**Data excerpts**
⁂

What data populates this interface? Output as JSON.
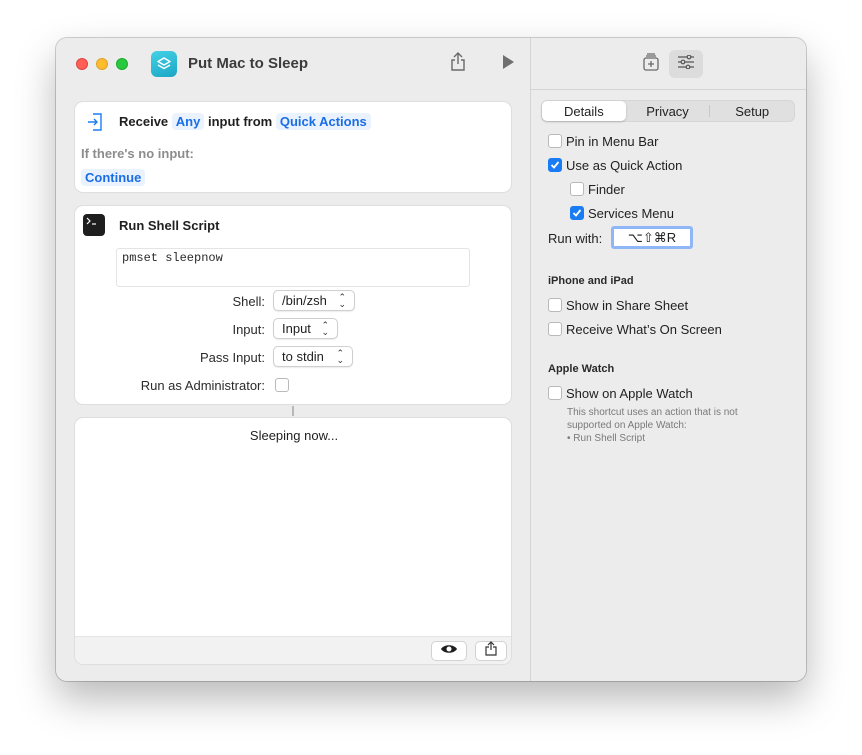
{
  "window": {
    "title": "Put Mac to Sleep"
  },
  "receive_card": {
    "receive_label": "Receive",
    "input_type": "Any",
    "input_from_label": "input from",
    "source": "Quick Actions",
    "no_input_label": "If there's no input:",
    "no_input_action": "Continue"
  },
  "shell_card": {
    "title": "Run Shell Script",
    "script": "pmset sleepnow",
    "shell_label": "Shell:",
    "shell_value": "/bin/zsh",
    "input_label": "Input:",
    "input_value": "Input",
    "pass_input_label": "Pass Input:",
    "pass_input_value": "to stdin",
    "admin_label": "Run as Administrator:",
    "admin_checked": false
  },
  "output_card": {
    "text": "Sleeping now..."
  },
  "details": {
    "tabs": [
      "Details",
      "Privacy",
      "Setup"
    ],
    "active_tab": "Details",
    "pin_menu_bar": "Pin in Menu Bar",
    "use_quick_action": "Use as Quick Action",
    "finder": "Finder",
    "services_menu": "Services Menu",
    "run_with_label": "Run with:",
    "run_with_value": "⌥⇧⌘R",
    "iphone_section": "iPhone and iPad",
    "share_sheet": "Show in Share Sheet",
    "receive_screen": "Receive What’s On Screen",
    "watch_section": "Apple Watch",
    "show_watch": "Show on Apple Watch",
    "watch_note_1": "This shortcut uses an action that is not",
    "watch_note_2": "supported on Apple Watch:",
    "watch_note_3": "• Run Shell Script"
  },
  "colors": {
    "accent": "#1a7cf5",
    "token_bg": "#eaf2fe",
    "token_fg": "#1a6ee5"
  }
}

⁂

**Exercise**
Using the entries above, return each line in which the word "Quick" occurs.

**Response area**
    "source": "Quick Actions",
    "use_quick_action": "Use as Quick Action",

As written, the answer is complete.